Williams gave her some fruit and continued his attack. He dressed her and began to walk her away from the house as if he were letting her go; instead, he struck her in the head with a flashlight before strangling her.
The next day he dumped her body. His SUV's tire treads would be his undoing.
An alert officer conducting road checks after the discovery of Lloyd's body noticed the unusual pattern on Williams's tire. They were a match to the crime scene.
Williams was arrested and soon confessed to his crimes after a 10-hour interview, which played at his trial.
In addition to the two murder counts, Williams was charged with the sexual assault of two women, breaking and entering and forcible confinement.
He pleaded guilty to almost 90 charges and was sentenced to two counts of life without the possibility of parole for 25 years for the murders. He also received two 10-year sentences for the sexual assaults, two 10-year sentences for forcible confinement and 82 one-year sentences for breaking and entering.
The sentences run concurrently.
A prosecutor said the facts of the case ensure Williams would likely never receive parole.
He is believed to be imprisoned at the high-security prison in Port-Cartier, Que., home to some of Canada's most notorious criminals, including B.C. serial killer Robert William Pickton.
At one point, he tried to kill himself in prison. His would-be suicide note was written in mustard.
After his arrest, Williams's long-time wife, Mary-Elizabeth Harriman, was drawn into legal battles. Their property was divided. He took a house in Tweed, Ont., while she had possession of a more expensive Ottawa residence.
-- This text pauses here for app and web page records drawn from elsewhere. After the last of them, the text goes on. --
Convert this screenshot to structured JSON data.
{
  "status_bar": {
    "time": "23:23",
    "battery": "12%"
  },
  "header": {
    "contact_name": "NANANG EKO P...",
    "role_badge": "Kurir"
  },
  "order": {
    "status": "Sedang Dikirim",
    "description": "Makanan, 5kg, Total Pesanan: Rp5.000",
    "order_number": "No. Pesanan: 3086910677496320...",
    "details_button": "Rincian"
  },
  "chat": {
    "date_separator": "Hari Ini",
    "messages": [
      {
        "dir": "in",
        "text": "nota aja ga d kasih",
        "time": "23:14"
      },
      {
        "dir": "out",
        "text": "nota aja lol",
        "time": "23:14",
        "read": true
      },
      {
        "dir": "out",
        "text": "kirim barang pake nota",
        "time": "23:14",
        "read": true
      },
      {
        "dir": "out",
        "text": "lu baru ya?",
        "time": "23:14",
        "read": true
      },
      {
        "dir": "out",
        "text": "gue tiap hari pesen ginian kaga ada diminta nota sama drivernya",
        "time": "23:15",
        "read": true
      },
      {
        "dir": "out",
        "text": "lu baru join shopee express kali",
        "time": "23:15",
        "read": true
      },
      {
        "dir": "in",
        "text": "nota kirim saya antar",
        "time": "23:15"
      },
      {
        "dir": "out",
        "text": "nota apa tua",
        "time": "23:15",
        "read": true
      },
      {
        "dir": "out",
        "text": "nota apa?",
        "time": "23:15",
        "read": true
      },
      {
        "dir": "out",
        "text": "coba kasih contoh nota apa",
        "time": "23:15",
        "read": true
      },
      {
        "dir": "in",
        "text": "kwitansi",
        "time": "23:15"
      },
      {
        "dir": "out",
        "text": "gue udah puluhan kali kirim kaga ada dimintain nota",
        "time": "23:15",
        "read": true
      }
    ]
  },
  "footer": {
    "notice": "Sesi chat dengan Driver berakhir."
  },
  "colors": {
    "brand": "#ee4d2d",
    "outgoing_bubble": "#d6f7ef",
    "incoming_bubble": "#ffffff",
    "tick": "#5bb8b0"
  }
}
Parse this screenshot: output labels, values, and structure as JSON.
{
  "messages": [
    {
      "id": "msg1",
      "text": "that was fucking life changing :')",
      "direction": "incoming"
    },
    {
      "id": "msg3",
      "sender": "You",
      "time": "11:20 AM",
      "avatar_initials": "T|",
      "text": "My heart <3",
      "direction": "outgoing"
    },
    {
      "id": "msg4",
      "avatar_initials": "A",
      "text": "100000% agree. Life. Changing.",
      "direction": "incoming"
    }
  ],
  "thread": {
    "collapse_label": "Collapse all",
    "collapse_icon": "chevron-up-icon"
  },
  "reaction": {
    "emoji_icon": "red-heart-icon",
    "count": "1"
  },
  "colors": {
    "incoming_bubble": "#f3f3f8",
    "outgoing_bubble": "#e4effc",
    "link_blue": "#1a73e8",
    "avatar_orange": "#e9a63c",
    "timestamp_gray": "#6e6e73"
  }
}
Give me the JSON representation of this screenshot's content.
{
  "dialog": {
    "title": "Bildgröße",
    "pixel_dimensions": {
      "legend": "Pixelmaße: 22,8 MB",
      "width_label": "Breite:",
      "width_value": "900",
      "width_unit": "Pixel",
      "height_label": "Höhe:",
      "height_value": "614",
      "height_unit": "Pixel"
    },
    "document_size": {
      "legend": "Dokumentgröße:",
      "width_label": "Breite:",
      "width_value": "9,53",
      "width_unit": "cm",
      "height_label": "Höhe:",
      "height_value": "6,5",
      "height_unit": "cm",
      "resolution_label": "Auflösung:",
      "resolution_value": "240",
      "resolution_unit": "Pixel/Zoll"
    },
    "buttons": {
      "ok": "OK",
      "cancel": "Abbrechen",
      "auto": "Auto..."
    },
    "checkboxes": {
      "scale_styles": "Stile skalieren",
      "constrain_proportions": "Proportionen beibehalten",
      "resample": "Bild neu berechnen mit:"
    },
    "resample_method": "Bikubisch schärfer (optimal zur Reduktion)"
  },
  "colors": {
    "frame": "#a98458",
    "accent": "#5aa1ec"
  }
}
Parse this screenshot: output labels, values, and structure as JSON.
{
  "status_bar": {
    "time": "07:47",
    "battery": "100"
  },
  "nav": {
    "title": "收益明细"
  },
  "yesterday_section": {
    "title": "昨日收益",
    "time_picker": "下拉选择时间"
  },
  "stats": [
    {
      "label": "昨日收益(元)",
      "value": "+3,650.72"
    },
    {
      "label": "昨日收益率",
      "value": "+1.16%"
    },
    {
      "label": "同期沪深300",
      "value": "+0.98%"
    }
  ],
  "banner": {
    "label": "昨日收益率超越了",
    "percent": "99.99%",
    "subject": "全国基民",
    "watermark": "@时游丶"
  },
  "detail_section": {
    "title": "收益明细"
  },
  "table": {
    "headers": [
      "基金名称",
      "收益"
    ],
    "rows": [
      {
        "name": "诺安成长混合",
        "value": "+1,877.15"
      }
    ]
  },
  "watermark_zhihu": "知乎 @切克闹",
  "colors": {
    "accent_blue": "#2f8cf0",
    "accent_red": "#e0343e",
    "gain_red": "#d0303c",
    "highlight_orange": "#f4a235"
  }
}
A $2.4-million lawsuit begun by Williams's first assault victim claimed the swap was a ruse to give Harriman the more expensive property beyond the reach of a civil suit. Harriman denied the charge saying she was devastated by the revelations about her husband. The case was later settled for an undisclosed amount.
As details of Williams's crimes came to light, other police forces from places he had been reached out for help with cold cases. However, Ontario police believe they have the full details of Williams's crimes.
If you or someone you know is a victim of sexual assault, help is available.
- In an emergency, call 9-1-1
- In a crisis, call 1-800-563-0808
- To report a person under 19 who needs protection to the Ministry of Children and Family Development, call 310-1234 (no area code required)
You can find a full list of resources on the B.C. government’s website.